It was subsequently moved to a new genus named in honour of Queen Victoria (originally as Victoria regia). In South America it grows in the backwaters of rivers in the Amazon basin, the Guianas and the Pantanal.
Victoria amazonica is well known for its huge circular leaves, which are often pictured with a small child sitting supported in the centre as a demonstration of their size and strength.
Queen of the water lilies, this Amazonian giant has a remarkable life cycle.
The enormous circular leaves, which grow to over 2.5 m across, have upturned rims and are anchored by long stalks arising from an underground stem buried in the mud of the river bottom. The leaves first appear as spiny heads but expand rapidly up to half a square metre per day. The upper surface has a rather quilted appearance and a waxy layer that repels water. The purplish red undersurface has a network of ribs clad in abundant sharp spines, possibly a defence against herbivorous fishes and manatees.
Air trapped in the spaces between the ribs enables the leaves to float. They are so buoyant that they can easily support the weight of a small child, and a mature leaf can support 45 kg if the load is evenly distributed. In a single season, each plant produces some 40 to 50 leaves, which cover the water surface and exclude light, thus restricting the growth of most other plants.
Probably the most interesting thing about the giant lily is the way it is pollinated. In the Amazon there are many symbiotic relationships between plants and insects but this by far is one of the most outrageous!
There exists a special scarab beetle that is the only pollinator for the giant lily. After the flower opens, it releases certain pheromones that attract the beetle to the flower. During the night time hours, the beetles unite inside to feed on soft flower parts. The flower actually closes the beetles for 24 hours. The flower weakens and the beetles are free to fly off to another flower to feed on and pollinate.
The spectacular flowers are relatively short-lived, lasting only 48 hours or so. The flower is white the first evening it opens, attracting beetles with a sweet pineapple-like scent and with heat from a thermochemical reaction. At this stage the flower is female, and is open to receiving pollen picked up by the beetles on other plants.
Where does the beetle benefit? Aside from feeding on lush inner flower parts of the lily, the flower actually heats up the beetles making them more physically active to feed and reproduce in the time they are sequestered. The heating up not only makes the scent of the flower carry more, but gives a direct energy trade off to the beetles.

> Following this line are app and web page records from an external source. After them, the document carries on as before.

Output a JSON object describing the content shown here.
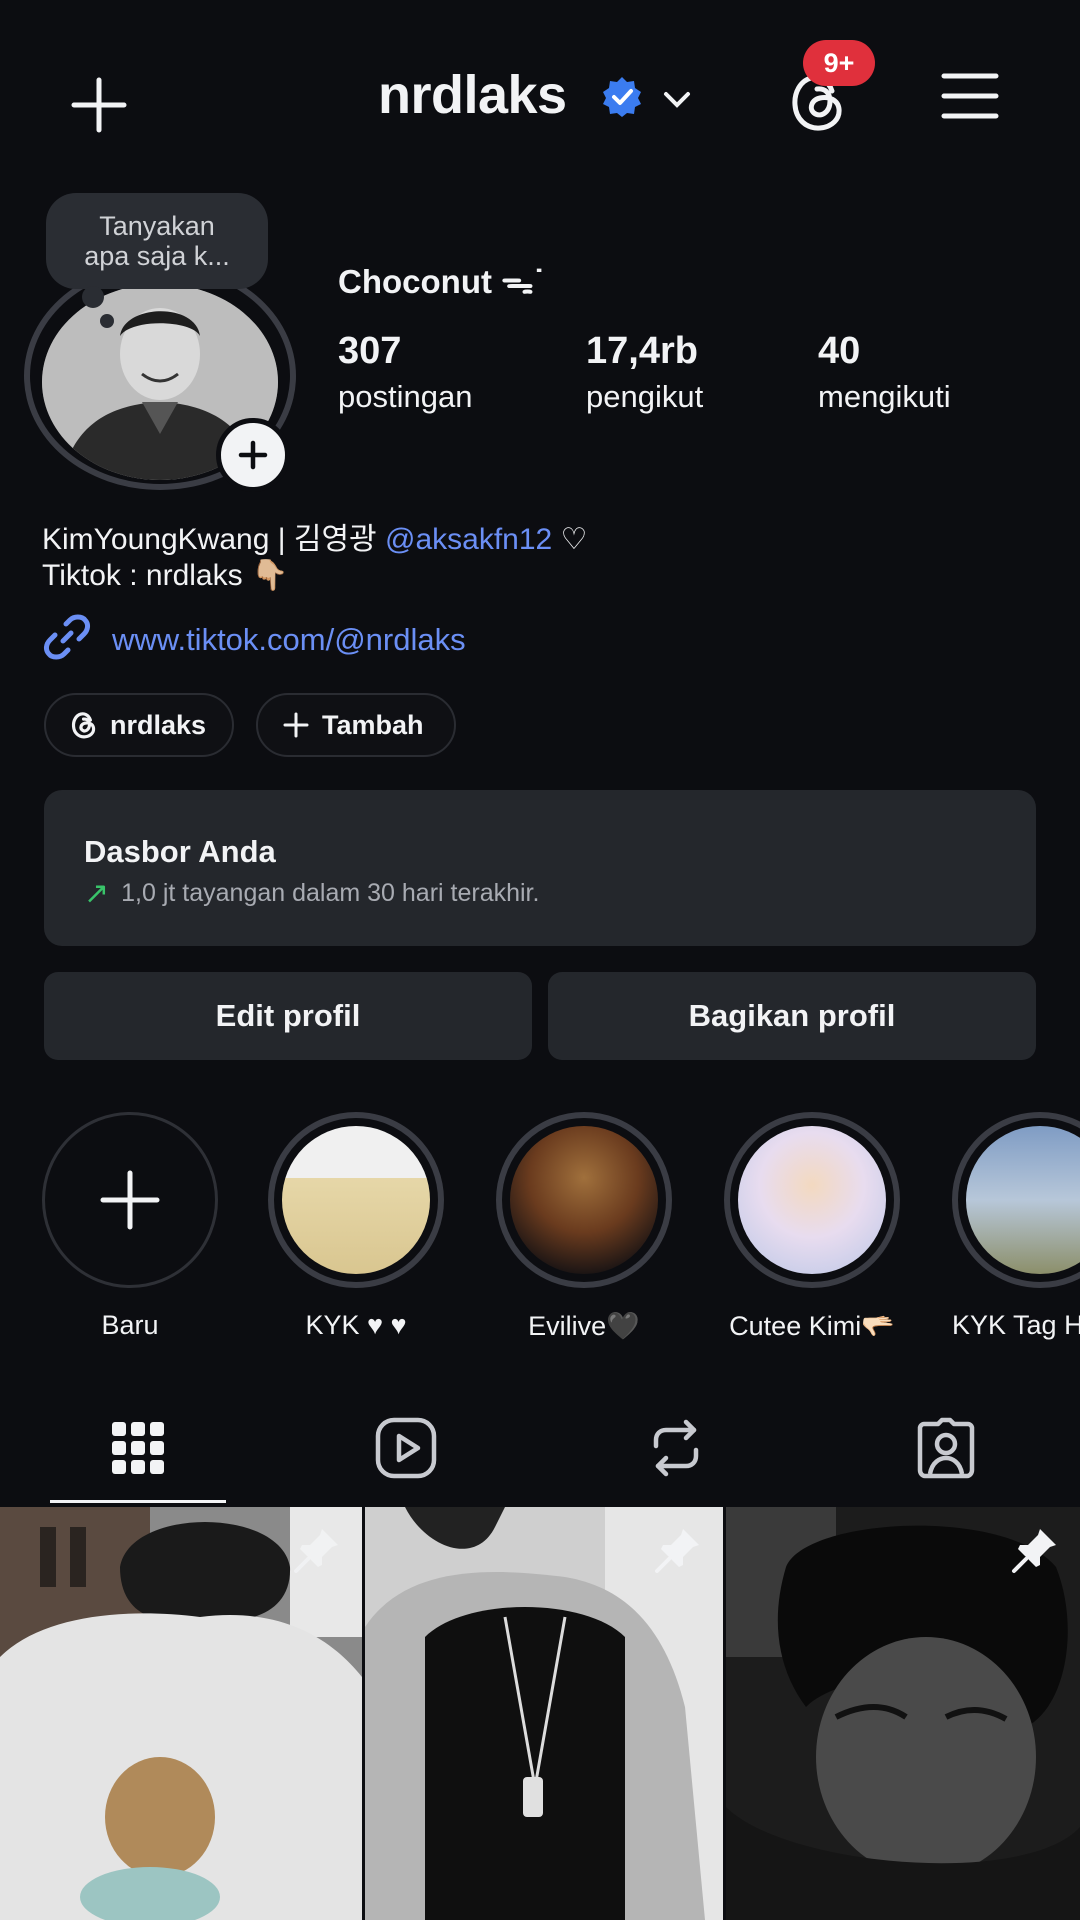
{
  "header": {
    "username": "nrdlaks",
    "notification_badge": "9+"
  },
  "profile": {
    "note_bubble": [
      "Tanyakan",
      "apa saja k..."
    ],
    "display_name": "Choconut ᯓ˙",
    "stats": [
      {
        "value": "307",
        "label": "postingan"
      },
      {
        "value": "17,4rb",
        "label": "pengikut"
      },
      {
        "value": "40",
        "label": "mengikuti"
      }
    ],
    "bio_line1_text": "KimYoungKwang | 김영광 ",
    "bio_line1_mention": "@aksakfn12",
    "bio_line1_suffix": " ♡",
    "bio_line2": "Tiktok : nrdlaks  👇🏼",
    "link": "www.tiktok.com/@nrdlaks",
    "chips": {
      "threads": "nrdlaks",
      "add": "Tambah"
    }
  },
  "dashboard": {
    "title": "Dasbor Anda",
    "subtitle": "1,0 jt tayangan dalam 30 hari terakhir."
  },
  "buttons": {
    "edit": "Edit profil",
    "share": "Bagikan profil"
  },
  "highlights": [
    {
      "label": "Baru"
    },
    {
      "label": "KYK ♥ ♥"
    },
    {
      "label": "Evilive🖤"
    },
    {
      "label": "Cutee Kimi🫳🏻"
    },
    {
      "label": "KYK Tag H"
    }
  ],
  "colors": {
    "background": "#0c0d11",
    "card": "#24272c",
    "link_blue": "#6b8ff5",
    "verified_blue": "#3b7cf0",
    "badge_red": "#e0303c",
    "trend_green": "#39c46a"
  }
}
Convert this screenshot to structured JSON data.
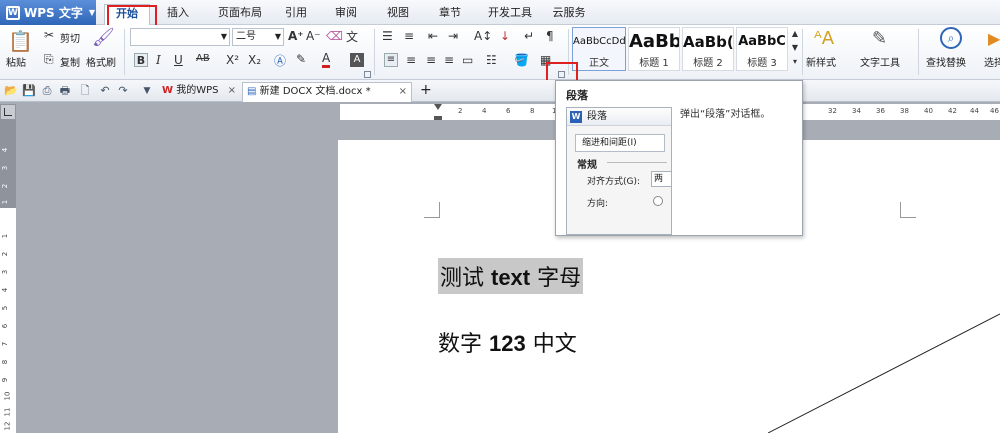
{
  "app": {
    "name": "WPS 文字",
    "logo": "W"
  },
  "menu_tabs": [
    "开始",
    "插入",
    "页面布局",
    "引用",
    "审阅",
    "视图",
    "章节",
    "开发工具",
    "云服务"
  ],
  "ribbon": {
    "paste": "粘贴",
    "cut": "剪切",
    "copy": "复制",
    "format_painter": "格式刷",
    "font_name": "",
    "font_size": "二号",
    "styles": [
      {
        "sample": "AaBbCcDd",
        "name": "正文"
      },
      {
        "sample": "AaBb",
        "name": "标题 1"
      },
      {
        "sample": "AaBb(",
        "name": "标题 2"
      },
      {
        "sample": "AaBbC",
        "name": "标题 3"
      }
    ],
    "new_style": "新样式",
    "text_tools": "文字工具",
    "find_replace": "查找替换",
    "select": "选择"
  },
  "tabs": {
    "my_wps": "我的WPS",
    "document": "新建 DOCX 文档.docx *",
    "add": "+"
  },
  "tooltip": {
    "title": "段落",
    "description": "弹出“段落”对话框。",
    "dialog_title": "段落",
    "tab_label": "缩进和间距(I)",
    "section": "常规",
    "align_label": "对齐方式(G):",
    "align_value": "两",
    "direction_label": "方向:"
  },
  "ruler": {
    "h_ticks": [
      "6",
      "4",
      "2",
      "2",
      "4",
      "6",
      "8",
      "10",
      "32",
      "34",
      "36",
      "38",
      "40",
      "42",
      "44",
      "46"
    ],
    "v_ticks": [
      "4",
      "3",
      "2",
      "1",
      "1",
      "2",
      "3",
      "4",
      "5",
      "6",
      "7",
      "8",
      "9",
      "10",
      "11",
      "12"
    ]
  },
  "document": {
    "line1": {
      "pre": "测试 ",
      "bold": "text",
      "post": " 字母"
    },
    "line2": {
      "pre": "数字 ",
      "bold": "123",
      "post": " 中文"
    }
  },
  "colors": {
    "accent": "#2f65b8",
    "highlight": "#e02020"
  }
}
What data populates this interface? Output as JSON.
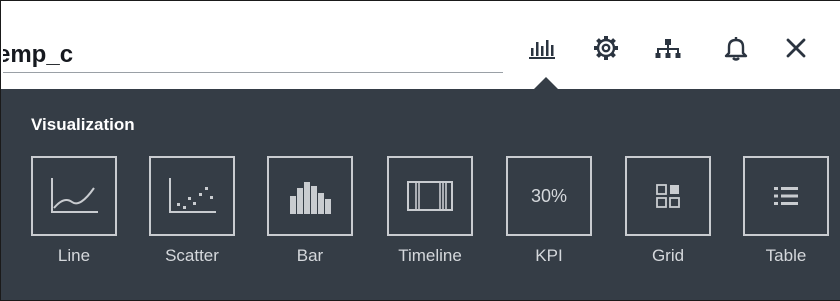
{
  "header": {
    "title_value": "temp_c",
    "tools": [
      {
        "name": "visualize",
        "icon": "bar-chart-icon"
      },
      {
        "name": "settings",
        "icon": "gear-icon"
      },
      {
        "name": "hierarchy",
        "icon": "hierarchy-icon"
      },
      {
        "name": "alerts",
        "icon": "bell-icon"
      },
      {
        "name": "close",
        "icon": "close-icon"
      }
    ]
  },
  "panel": {
    "title": "Visualization",
    "options": [
      {
        "label": "Line",
        "icon": "line-chart-icon"
      },
      {
        "label": "Scatter",
        "icon": "scatter-chart-icon"
      },
      {
        "label": "Bar",
        "icon": "bar-chart-icon"
      },
      {
        "label": "Timeline",
        "icon": "timeline-icon"
      },
      {
        "label": "KPI",
        "icon": "kpi-icon",
        "icon_text": "30%"
      },
      {
        "label": "Grid",
        "icon": "grid-icon"
      },
      {
        "label": "Table",
        "icon": "table-icon"
      }
    ]
  },
  "colors": {
    "panel_background": "#353d46",
    "icon_stroke": "#c9ccd0",
    "label_text": "#d5d8dc",
    "header_icon": "#2b3440"
  }
}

If we woke up your interest, you can also watch the video below: